_How to complete this task_: Among the lines of this listing, count those that include "desc" and state the count by itself.

BEGIN Data shown

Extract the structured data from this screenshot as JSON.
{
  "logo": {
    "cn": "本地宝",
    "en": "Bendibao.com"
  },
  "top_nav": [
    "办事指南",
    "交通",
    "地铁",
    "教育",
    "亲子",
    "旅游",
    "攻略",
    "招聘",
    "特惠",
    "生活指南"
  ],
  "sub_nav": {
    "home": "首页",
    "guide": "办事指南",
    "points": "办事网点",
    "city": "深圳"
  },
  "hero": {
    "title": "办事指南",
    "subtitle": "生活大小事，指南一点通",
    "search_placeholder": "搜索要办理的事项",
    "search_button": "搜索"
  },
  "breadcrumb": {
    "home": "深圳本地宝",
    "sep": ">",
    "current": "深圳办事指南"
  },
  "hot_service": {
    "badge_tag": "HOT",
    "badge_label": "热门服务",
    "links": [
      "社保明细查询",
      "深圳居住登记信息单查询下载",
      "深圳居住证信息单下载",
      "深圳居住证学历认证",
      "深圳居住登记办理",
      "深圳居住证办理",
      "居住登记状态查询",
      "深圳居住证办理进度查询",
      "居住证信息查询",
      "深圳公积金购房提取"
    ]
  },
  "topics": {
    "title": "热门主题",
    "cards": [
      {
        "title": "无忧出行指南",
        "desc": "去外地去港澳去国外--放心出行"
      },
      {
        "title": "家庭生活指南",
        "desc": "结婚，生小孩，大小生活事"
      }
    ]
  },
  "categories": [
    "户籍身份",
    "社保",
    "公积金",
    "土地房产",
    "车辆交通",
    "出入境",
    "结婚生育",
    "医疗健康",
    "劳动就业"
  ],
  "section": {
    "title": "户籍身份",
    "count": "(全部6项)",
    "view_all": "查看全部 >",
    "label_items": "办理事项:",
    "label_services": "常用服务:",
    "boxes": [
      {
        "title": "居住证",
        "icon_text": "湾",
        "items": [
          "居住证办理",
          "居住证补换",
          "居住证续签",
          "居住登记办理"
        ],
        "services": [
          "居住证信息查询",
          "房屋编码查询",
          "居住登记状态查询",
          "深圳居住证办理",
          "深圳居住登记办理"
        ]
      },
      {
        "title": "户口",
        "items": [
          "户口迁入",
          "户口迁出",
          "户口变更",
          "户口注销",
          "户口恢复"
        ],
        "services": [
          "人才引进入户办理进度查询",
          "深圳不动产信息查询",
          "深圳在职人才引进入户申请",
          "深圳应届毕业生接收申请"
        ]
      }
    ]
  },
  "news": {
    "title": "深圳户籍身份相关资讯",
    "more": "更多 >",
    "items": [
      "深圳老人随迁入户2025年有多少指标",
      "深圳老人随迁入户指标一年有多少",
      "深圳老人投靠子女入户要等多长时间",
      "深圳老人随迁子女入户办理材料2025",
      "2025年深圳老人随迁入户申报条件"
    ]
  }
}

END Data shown

_Result for this exercise_: 2